Good practice should routinely include advocacy, partnership working and recovery rather than treatment approaches to help people regain control over their lives and a role in society and to establish healthy relationships.

Women and mental health in secure settings: Kelly Alexander

Women in secure settings have complex psycho-social profiles. Histories of childhood sexual abuse, having been ‘in care’ and evidence of social and economic deprivation are marked amongst this group. Unlike men who tend to enter secure psychiatric settings via the criminal justice system, most women in comparable units are detained under civil sections of the Mental Health Act 2007. Men in prison are more likely to have committed violent and sexual offences, whereas the incidence of violent offending is lower in respect of women prisoners. Many women in secure hospital units have histories of self-harming and aggressive behaviour and they are likely to have diagnoses of personality disorder. Over half of women prisoners report having suffered domestic violence. Substance misuse and mental health issues feature heavily amongst women who offend (located in both hospital and prison settings). Significantly, a Home Office study (2008) found that nearly 18,000 children are separated from their mothers by imprisonment each year but only 5 percent of these remain at home.

What should change?

Into the Mainstream (2002) addresses the psycho-social, economic and gender-related factors relevant to this client group. Ms Alexander highlighted the potential for social work to assert itself arising from the report by ‘filling the gaps’ in areas, such as:

  • promoting the social context of women’s experiences with particular reference to the abuse histories, which arguably should be placed at the centre of the care plan;
  • responding to the ‘brighter future’ identified by women who self-harmed when provided with social support;
  • seizing opportunities to challenge damaging ‘deficit-based constructions of women’ and reframe generally held perceptions;
  • addressing the apparent neglect of family and child care ‘separation’ issues;
  • identifying the specific needs of women from minority ethnic groups;
  • providing a bridge between the agencies involved, the woman and her community.
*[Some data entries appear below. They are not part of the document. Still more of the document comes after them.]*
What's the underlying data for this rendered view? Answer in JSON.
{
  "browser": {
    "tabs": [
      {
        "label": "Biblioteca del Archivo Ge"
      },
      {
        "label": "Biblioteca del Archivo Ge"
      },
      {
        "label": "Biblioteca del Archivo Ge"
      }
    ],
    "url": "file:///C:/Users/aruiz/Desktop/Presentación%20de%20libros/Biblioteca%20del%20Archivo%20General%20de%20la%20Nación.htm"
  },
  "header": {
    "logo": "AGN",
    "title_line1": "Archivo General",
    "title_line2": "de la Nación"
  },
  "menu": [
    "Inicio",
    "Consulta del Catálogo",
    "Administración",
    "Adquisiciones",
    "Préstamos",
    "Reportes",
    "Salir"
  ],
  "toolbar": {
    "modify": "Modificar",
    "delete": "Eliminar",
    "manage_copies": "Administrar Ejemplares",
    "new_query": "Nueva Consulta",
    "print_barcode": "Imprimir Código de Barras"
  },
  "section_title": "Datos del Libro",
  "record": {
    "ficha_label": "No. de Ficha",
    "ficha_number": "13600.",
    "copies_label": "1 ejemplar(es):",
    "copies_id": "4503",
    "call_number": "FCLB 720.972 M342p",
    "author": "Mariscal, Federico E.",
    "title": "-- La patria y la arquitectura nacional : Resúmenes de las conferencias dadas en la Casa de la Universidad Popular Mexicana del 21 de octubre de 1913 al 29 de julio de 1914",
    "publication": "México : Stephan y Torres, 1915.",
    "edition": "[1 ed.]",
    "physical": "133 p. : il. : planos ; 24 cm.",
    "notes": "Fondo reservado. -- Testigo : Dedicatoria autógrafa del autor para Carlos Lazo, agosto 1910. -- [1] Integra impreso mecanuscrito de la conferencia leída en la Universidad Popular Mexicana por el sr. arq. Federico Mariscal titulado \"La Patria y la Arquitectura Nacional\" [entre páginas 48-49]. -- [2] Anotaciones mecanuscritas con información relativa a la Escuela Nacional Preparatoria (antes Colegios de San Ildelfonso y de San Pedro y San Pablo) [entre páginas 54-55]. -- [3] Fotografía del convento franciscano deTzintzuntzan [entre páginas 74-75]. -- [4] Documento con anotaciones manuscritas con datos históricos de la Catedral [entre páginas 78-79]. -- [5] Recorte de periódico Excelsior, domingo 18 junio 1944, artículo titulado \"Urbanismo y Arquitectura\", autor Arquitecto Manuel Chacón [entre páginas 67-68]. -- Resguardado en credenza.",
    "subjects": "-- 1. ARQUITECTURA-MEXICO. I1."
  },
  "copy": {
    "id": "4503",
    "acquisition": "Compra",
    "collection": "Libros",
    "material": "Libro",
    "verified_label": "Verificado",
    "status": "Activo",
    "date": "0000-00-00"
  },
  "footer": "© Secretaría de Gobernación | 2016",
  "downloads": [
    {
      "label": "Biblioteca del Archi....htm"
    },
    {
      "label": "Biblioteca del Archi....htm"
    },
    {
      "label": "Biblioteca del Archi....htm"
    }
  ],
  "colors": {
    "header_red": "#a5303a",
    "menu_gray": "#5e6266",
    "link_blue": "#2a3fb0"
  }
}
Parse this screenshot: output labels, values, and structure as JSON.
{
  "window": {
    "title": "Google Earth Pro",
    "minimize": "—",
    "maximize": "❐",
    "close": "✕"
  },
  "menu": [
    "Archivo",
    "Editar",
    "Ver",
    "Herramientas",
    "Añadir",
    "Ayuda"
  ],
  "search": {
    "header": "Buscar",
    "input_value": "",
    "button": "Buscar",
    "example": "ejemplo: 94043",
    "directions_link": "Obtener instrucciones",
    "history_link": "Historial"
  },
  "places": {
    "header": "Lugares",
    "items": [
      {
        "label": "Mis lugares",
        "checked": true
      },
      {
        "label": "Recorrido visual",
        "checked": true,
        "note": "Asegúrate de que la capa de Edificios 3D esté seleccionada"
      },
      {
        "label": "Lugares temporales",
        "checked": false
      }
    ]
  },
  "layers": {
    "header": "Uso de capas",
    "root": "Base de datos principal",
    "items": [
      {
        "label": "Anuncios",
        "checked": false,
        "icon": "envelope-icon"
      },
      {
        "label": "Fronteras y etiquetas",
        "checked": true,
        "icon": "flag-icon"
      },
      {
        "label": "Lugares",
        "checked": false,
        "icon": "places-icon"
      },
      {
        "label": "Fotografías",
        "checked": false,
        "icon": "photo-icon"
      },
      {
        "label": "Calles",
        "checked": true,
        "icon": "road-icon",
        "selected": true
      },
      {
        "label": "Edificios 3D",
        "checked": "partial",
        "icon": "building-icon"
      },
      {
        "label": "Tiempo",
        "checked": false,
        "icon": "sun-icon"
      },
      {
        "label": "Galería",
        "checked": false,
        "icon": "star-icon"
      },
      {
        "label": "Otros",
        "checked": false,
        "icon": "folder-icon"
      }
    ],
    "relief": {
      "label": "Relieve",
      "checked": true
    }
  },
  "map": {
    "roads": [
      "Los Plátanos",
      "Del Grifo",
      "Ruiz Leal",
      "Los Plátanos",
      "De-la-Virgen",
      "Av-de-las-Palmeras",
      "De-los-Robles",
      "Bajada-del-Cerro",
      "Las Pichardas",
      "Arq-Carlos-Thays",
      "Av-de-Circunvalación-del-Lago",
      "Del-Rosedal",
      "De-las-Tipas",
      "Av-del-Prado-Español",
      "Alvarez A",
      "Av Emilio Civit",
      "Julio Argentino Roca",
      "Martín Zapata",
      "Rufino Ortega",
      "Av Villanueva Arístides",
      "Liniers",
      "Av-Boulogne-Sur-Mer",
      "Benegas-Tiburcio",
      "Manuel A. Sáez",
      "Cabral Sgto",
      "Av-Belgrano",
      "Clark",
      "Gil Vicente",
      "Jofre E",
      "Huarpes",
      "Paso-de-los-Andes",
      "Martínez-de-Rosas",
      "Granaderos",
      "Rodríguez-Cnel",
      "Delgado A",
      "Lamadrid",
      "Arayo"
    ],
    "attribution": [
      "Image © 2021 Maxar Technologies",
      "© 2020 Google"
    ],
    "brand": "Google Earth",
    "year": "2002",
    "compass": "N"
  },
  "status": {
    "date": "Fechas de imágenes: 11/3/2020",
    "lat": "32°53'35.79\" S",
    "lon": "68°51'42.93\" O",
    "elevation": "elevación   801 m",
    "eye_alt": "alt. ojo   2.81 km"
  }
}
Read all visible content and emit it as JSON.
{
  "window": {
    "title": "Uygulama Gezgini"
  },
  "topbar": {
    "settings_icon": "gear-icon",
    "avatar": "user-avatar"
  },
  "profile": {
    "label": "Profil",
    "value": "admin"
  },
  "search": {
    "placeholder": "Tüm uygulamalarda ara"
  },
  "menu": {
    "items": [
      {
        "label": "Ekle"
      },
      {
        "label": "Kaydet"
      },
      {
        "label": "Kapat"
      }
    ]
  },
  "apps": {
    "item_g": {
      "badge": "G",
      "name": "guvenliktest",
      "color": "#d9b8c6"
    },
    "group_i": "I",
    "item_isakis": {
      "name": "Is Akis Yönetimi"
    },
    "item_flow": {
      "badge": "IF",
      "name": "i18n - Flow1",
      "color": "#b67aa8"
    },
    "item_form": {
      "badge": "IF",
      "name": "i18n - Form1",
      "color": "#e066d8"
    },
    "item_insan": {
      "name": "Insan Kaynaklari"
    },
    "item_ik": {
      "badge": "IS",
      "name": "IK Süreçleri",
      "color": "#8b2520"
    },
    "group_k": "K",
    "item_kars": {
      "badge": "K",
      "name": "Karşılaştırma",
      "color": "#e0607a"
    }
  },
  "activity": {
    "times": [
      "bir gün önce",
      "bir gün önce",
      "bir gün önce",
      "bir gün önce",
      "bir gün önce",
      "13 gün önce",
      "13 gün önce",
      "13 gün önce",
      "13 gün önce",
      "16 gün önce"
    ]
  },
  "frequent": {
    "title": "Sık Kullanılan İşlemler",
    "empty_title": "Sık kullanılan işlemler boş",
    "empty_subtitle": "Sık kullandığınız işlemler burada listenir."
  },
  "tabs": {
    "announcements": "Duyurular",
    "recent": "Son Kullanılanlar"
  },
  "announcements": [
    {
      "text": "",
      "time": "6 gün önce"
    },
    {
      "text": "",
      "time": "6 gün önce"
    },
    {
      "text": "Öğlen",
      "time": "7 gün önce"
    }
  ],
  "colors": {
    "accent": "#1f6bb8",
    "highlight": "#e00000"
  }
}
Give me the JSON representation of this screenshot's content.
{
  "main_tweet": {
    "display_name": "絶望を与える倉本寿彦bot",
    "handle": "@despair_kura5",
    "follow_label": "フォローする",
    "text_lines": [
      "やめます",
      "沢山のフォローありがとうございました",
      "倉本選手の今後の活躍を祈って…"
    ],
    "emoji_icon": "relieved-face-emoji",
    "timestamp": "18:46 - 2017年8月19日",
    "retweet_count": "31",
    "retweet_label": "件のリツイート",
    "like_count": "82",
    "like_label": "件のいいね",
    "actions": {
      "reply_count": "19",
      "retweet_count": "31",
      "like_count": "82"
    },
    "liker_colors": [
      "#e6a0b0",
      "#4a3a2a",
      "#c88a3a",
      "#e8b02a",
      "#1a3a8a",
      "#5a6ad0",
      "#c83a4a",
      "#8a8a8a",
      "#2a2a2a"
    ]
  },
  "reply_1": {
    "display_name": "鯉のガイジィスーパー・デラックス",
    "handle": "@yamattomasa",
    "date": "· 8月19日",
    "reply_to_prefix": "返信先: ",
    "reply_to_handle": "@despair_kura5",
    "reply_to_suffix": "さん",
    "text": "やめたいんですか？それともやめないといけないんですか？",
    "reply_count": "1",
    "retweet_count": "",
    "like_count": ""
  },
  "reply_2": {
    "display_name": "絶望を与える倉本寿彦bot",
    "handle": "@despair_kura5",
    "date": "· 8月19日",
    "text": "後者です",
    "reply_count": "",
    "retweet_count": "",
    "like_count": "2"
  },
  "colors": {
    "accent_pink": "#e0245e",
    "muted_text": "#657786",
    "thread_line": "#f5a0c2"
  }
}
What were the main themes to emerge from the day?

At the concluding session of the conference Professor Mike Fisher noted:

  • The importance of sensitivity and understanding the feelings of people seeking help;
  • The potential for partnership working at strategic and grass root levels to develop and implement policy and promote innovation;
  • The need for assertive social work focusing on the social history, user needs and multi-agency working – and filling the gaps!

… And delegates’ unanswered questions?

  • How can social work retain its identity in the climate of economic constraints and dominance of healthcare models and mindsets?
  • How might the voices of survivors about their experiences of recent changes in services inform recovery models?
  • What is the role of ‘practitioner researcher’? What support can MRC provide to help practitioners to get started?

Finally, Professor Fisher urged delegates and wider MRC membership to engage in dialogue about ideas for future programmes and ways of supporting continuing professional development.

Thoughts…comments…suggestions? What are the priorities in mental health social work practice?

Dr Joan Rapaport is Visiting Research Fellow at the Social Care Workforce Research Unit, King’s College London and lay member of the Mental Health Review Tribunal. This is a report of a one day conference organised by Making Research Count and held 23 November 2012 at King’s College London. Making Research Count is an English initiative that facilitates the dissemination of research findings between academics, practitioners, carers and users in the social care field.